The Twilight Cult no longer had Ragnaros to follow as a means of sowing chaos. The Old Gods were quiet, no longer whispering their dark, mad secrets, and the leader of the Twilight Cult, Cho'gall, was dead. But chaos and destruction was not an absent force on Azeroth -- far from it. In fact, Warchief Garrosh Hellscream seemed to be particularly devoted to the idea of claiming the entire continent of Kalimdor for the Horde ... a bloody task that would likely result in thousands of dead, perhaps more. And the Twilight Cult was all about the destruction of life.
Many assumed that the Dark Shaman of Ragefire Chasm were traitors, but there's another twist to this tale, a subtle one. In the days of vanilla, the Blackrock Clan of orcs worked hand in hand with the black dragon Nefarian. When Nefarian was killed and Deathwing ultimately made his return, the Blackrock allied with Deathwing in his stead, becoming allies with the Twilight's Hammer clan -- the Twilight Cult. See where this is all folding together?
Warchief Garrosh Hellscream granted the Blackrock orcs amnesty and brought them into the Horde in Mists of Pandaria, making many of them members of the Kor'kron -- even appointing one of them, Malkorok, as leader of the Kor'kron. Why? Because these orcs were incredibly powerful, and represented one of the last bastions of the Old Horde -- the powerful Horde that sought to conquer Azeroth. The Blackrock were allied with the Twilight Cult in Cataclysm, and thus presumably aware of the potential power the Cult could wield, telling Garrosh about it.
And Garrosh listened. Because if there is one thing Warchief Hellscream craves, it is power and domination. He witnessed the shaman of the taunka and their ability to demand obedience from the elements in Northrend, so he knew it was possible. To Garrosh, control is everything -- and the Dark Shaman represent one of the greatest aspects of control. They don't control people, they control the powers of the elements themselves, in a way that can be used as an incredibly effective weapon.
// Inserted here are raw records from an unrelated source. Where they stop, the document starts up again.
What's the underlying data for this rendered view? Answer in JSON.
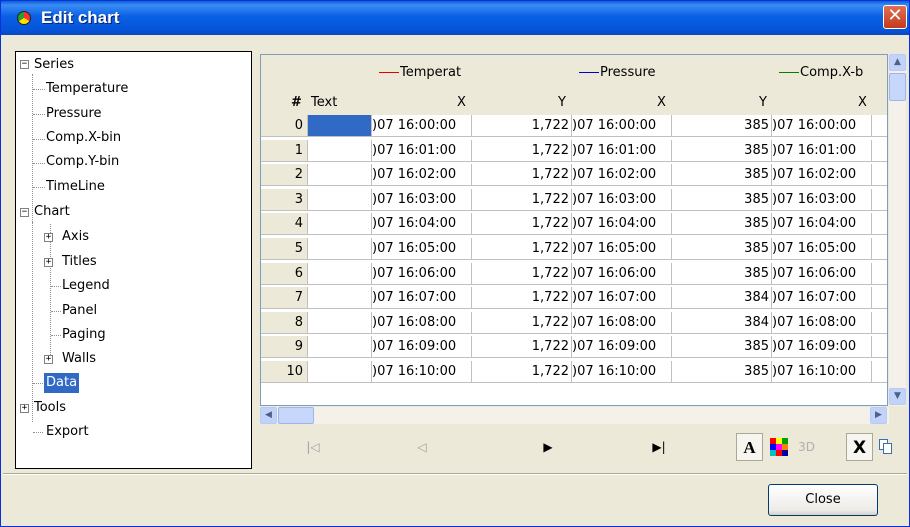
{
  "window": {
    "title": "Edit chart",
    "close_glyph": "✕"
  },
  "tree": {
    "series_label": "Series",
    "series": [
      "Temperature",
      "Pressure",
      "Comp.X-bin",
      "Comp.Y-bin",
      "TimeLine"
    ],
    "chart_label": "Chart",
    "chart_children": [
      "Axis",
      "Titles",
      "Legend",
      "Panel",
      "Paging",
      "Walls"
    ],
    "data_label": "Data",
    "tools_label": "Tools",
    "export_label": "Export"
  },
  "grid": {
    "series_headers": [
      {
        "name": "Temperat",
        "color": "#e00000"
      },
      {
        "name": "Pressure",
        "color": "#0000d0"
      },
      {
        "name": "Comp.X-b",
        "color": "#008000"
      }
    ],
    "col_headers": {
      "hash": "#",
      "text": "Text",
      "x": "X",
      "y": "Y"
    },
    "rows": [
      {
        "n": "0",
        "x1": ")07 16:00:00",
        "y1": "1,722",
        "x2": ")07 16:00:00",
        "y2": "385",
        "x3": ")07 16:00:00"
      },
      {
        "n": "1",
        "x1": ")07 16:01:00",
        "y1": "1,722",
        "x2": ")07 16:01:00",
        "y2": "385",
        "x3": ")07 16:01:00"
      },
      {
        "n": "2",
        "x1": ")07 16:02:00",
        "y1": "1,722",
        "x2": ")07 16:02:00",
        "y2": "385",
        "x3": ")07 16:02:00"
      },
      {
        "n": "3",
        "x1": ")07 16:03:00",
        "y1": "1,722",
        "x2": ")07 16:03:00",
        "y2": "385",
        "x3": ")07 16:03:00"
      },
      {
        "n": "4",
        "x1": ")07 16:04:00",
        "y1": "1,722",
        "x2": ")07 16:04:00",
        "y2": "385",
        "x3": ")07 16:04:00"
      },
      {
        "n": "5",
        "x1": ")07 16:05:00",
        "y1": "1,722",
        "x2": ")07 16:05:00",
        "y2": "385",
        "x3": ")07 16:05:00"
      },
      {
        "n": "6",
        "x1": ")07 16:06:00",
        "y1": "1,722",
        "x2": ")07 16:06:00",
        "y2": "385",
        "x3": ")07 16:06:00"
      },
      {
        "n": "7",
        "x1": ")07 16:07:00",
        "y1": "1,722",
        "x2": ")07 16:07:00",
        "y2": "384",
        "x3": ")07 16:07:00"
      },
      {
        "n": "8",
        "x1": ")07 16:08:00",
        "y1": "1,722",
        "x2": ")07 16:08:00",
        "y2": "384",
        "x3": ")07 16:08:00"
      },
      {
        "n": "9",
        "x1": ")07 16:09:00",
        "y1": "1,722",
        "x2": ")07 16:09:00",
        "y2": "385",
        "x3": ")07 16:09:00"
      },
      {
        "n": "10",
        "x1": ")07 16:10:00",
        "y1": "1,722",
        "x2": ")07 16:10:00",
        "y2": "385",
        "x3": ")07 16:10:00"
      }
    ]
  },
  "navigation": {
    "first_glyph": "|◁",
    "prev_glyph": "◁",
    "next_glyph": "▶",
    "last_glyph": "▶|",
    "font_button": "A",
    "three_d_button": "3D",
    "delete_button": "X"
  },
  "footer": {
    "close_label": "Close"
  }
}
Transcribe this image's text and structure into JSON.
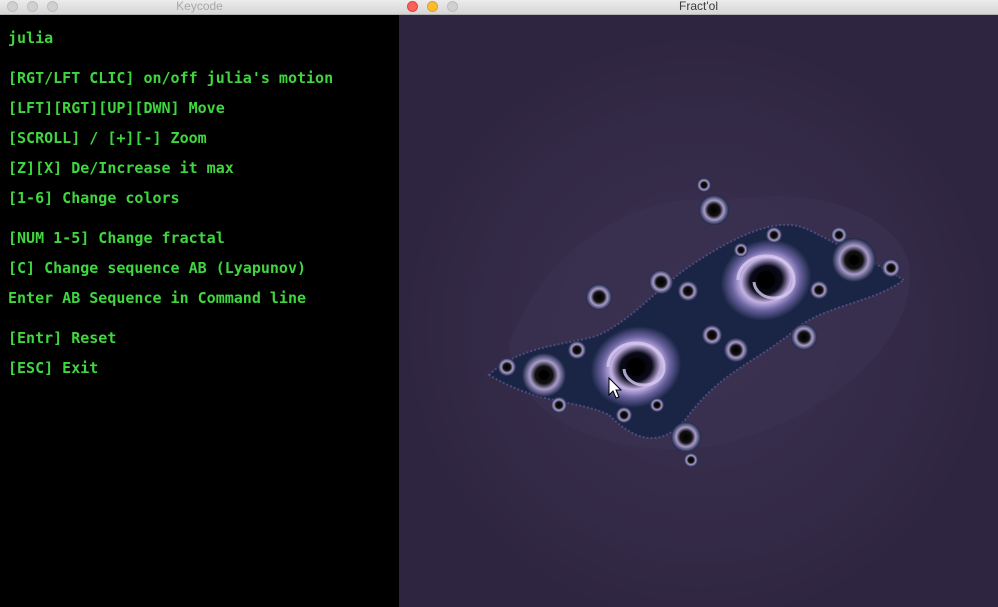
{
  "keycode_window": {
    "title": "Keycode",
    "lines": [
      "julia",
      "[RGT/LFT CLIC] on/off julia's motion",
      "[LFT][RGT][UP][DWN] Move",
      "[SCROLL] / [+][-] Zoom",
      "[Z][X] De/Increase it max",
      "[1-6] Change colors",
      "[NUM 1-5] Change fractal",
      "[C] Change sequence AB (Lyapunov)",
      "Enter AB Sequence in Command line",
      "[Entr] Reset",
      "[ESC] Exit"
    ]
  },
  "fractol_window": {
    "title": "Fract'ol",
    "fractal_name": "julia",
    "colors": {
      "background": "#2e2540",
      "halo": "#342b48",
      "body": "#1a2545",
      "highlight": "#c5b3e6",
      "core": "#000000"
    }
  },
  "colors": {
    "terminal_text": "#3fd63f",
    "terminal_background": "#000000"
  }
}
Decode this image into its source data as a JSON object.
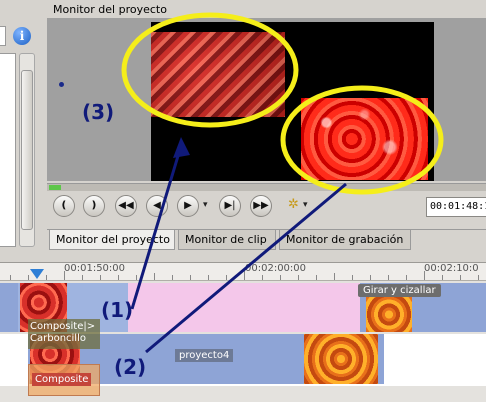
{
  "monitor": {
    "title": "Monitor del proyecto",
    "timecode": "00:01:48:1"
  },
  "tabs": [
    {
      "label": "Monitor del proyecto",
      "active": true
    },
    {
      "label": "Monitor de clip",
      "active": false
    },
    {
      "label": "Monitor de grabación",
      "active": false
    }
  ],
  "controls": [
    {
      "icon": "zone-start-icon"
    },
    {
      "icon": "zone-end-icon"
    },
    {
      "icon": "rewind-icon"
    },
    {
      "icon": "step-back-icon"
    },
    {
      "icon": "play-icon"
    },
    {
      "icon": "step-forward-icon"
    },
    {
      "icon": "fast-forward-icon"
    },
    {
      "icon": "wrench-icon"
    }
  ],
  "left_panel": {
    "info_glyph": "i"
  },
  "timeline": {
    "ruler": [
      "00:01:50:00",
      "00:02:00:00",
      "00:02:10:0"
    ],
    "track1": {
      "effect_label": "Girar y cizallar"
    },
    "track2": {
      "clip_label": "proyecto4"
    },
    "transitions": {
      "composite_top": "Composite|>",
      "composite_top_sub": "Carboncillo",
      "composite_bottom": "Composite"
    }
  },
  "annotations": {
    "label_1": "(1)",
    "label_2": "(2)",
    "label_3": "(3)",
    "color": "#101a7a",
    "ellipse_color": "#f5ee1a"
  }
}
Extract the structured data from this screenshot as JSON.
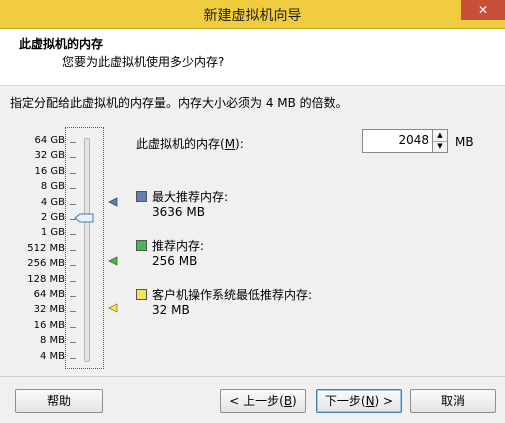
{
  "window": {
    "title": "新建虚拟机向导"
  },
  "header": {
    "title": "此虚拟机的内存",
    "subtitle": "您要为此虚拟机使用多少内存?"
  },
  "description": "指定分配给此虚拟机的内存量。内存大小必须为 4 MB 的倍数。",
  "scale": {
    "labels": [
      "64 GB",
      "32 GB",
      "16 GB",
      "8 GB",
      "4 GB",
      "2 GB",
      "1 GB",
      "512 MB",
      "256 MB",
      "128 MB",
      "64 MB",
      "32 MB",
      "16 MB",
      "8 MB",
      "4 MB"
    ],
    "selected": "2 GB"
  },
  "memory": {
    "label_prefix": "此虚拟机的内存(",
    "label_hotkey": "M",
    "label_suffix": "):",
    "value": "2048",
    "unit": "MB"
  },
  "recommendations": [
    {
      "title": "最大推荐内存:",
      "value": "3636 MB",
      "color": "#5f7fb8"
    },
    {
      "title": "推荐内存:",
      "value": "256 MB",
      "color": "#4cb848"
    },
    {
      "title": "客户机操作系统最低推荐内存:",
      "value": "32 MB",
      "color": "#f0e65a"
    }
  ],
  "buttons": {
    "help": "帮助",
    "back_prefix": "< 上一步(",
    "back_hotkey": "B",
    "back_suffix": ")",
    "next_prefix": "下一步(",
    "next_hotkey": "N",
    "next_suffix": ") >",
    "cancel": "取消"
  },
  "colors": {
    "titlebar": "#f0cc3e",
    "close": "#c7503b"
  }
}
The Dark Shaman aren't just a mysterious group that popped up out of nowhere -- they are the pinnacle of everything that is wrong with Garrosh Hellscream. They represent everything he is looking for in his reign as Warchief -- phenomenally powerful allies that are a physical representation of the height of control and domination. They seek not only to provide the Warchief with elemental weapons to use at his disposal, but also to imbue warriors with the very essence of the elements themselves, creating the new breed of warrior that Garrosh has been seeking throughout Mists.
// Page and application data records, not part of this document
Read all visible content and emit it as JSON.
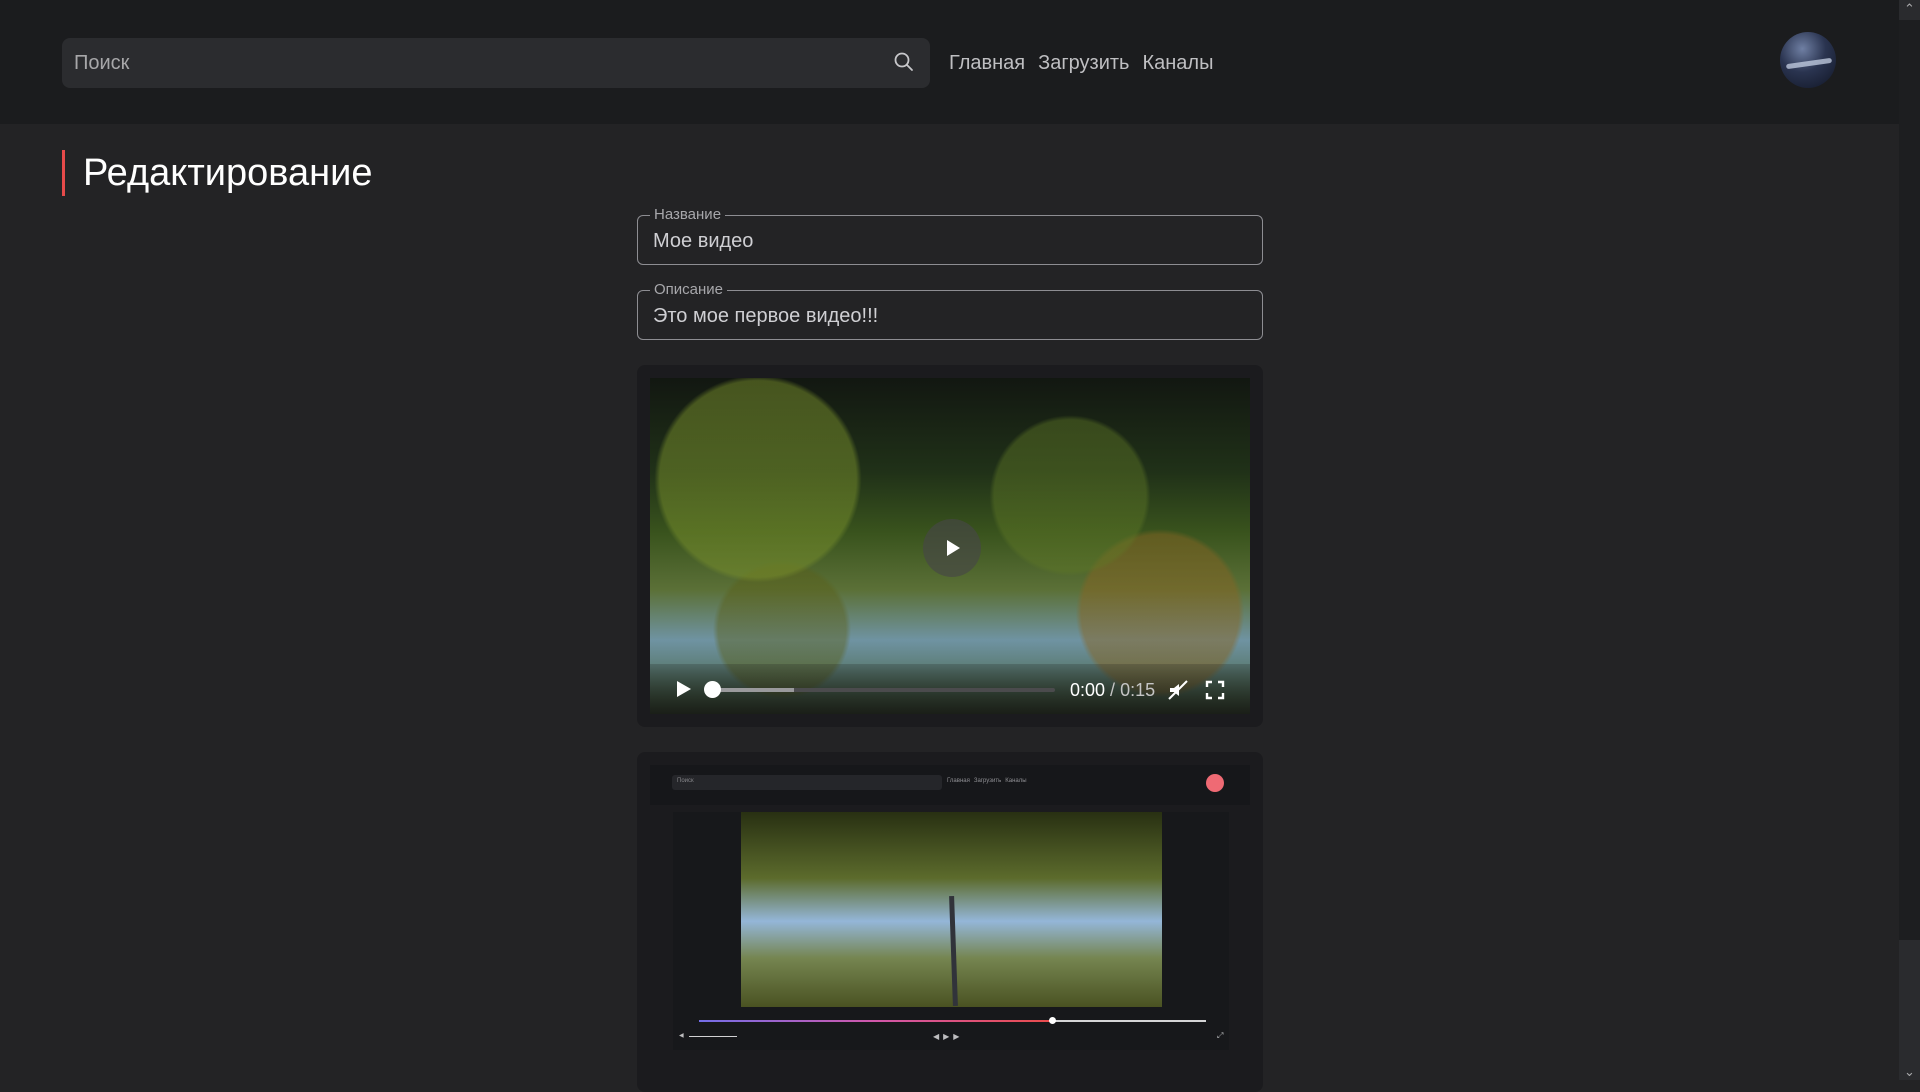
{
  "header": {
    "search_placeholder": "Поиск",
    "nav": [
      "Главная",
      "Загрузить",
      "Каналы"
    ]
  },
  "page": {
    "title": "Редактирование"
  },
  "form": {
    "title_label": "Название",
    "title_value": "Мое видео",
    "description_label": "Описание",
    "description_value": "Это мое первое видео!!!"
  },
  "player": {
    "current_time": "0:00",
    "separator": " / ",
    "duration": "0:15",
    "progress_fraction": 0,
    "buffered_fraction": 0.24
  },
  "thumbnail_preview": {
    "search_placeholder": "Поиск",
    "nav": [
      "Главная",
      "Загрузить",
      "Каналы"
    ],
    "progress_fraction": 0.7
  },
  "icons": {
    "search": "search-icon",
    "play": "play-icon",
    "mute": "mute-icon",
    "fullscreen": "fullscreen-icon"
  },
  "colors": {
    "accent": "#e64a4a",
    "background": "#232325",
    "header": "#1b1c1e"
  }
}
Yet, in the end, what Garrosh doesn't realize is that he is not controlling them -- they are controlling him. By offering him what he asks for, by giving him everything he desires, the Dark Shaman can continue the legacy of the lost Twilight Cult, and reap the rewards of chaos, right under the Warchief's nose, and with his full approval. It's this blind, bullheaded, willing commitment to power that will, in the end, signal the doom of Hellscream's reign -- we can only hope that it won't bring Armageddon right along with it.
While you don't need to have played the previous Warcraft games to enjoy World of Warcraft, a little history goes a long way toward making the game a lot more fun. Dig into even more of the lore and history behind the World of Warcraft in WoW Insider's Guide to Warcraft Lore.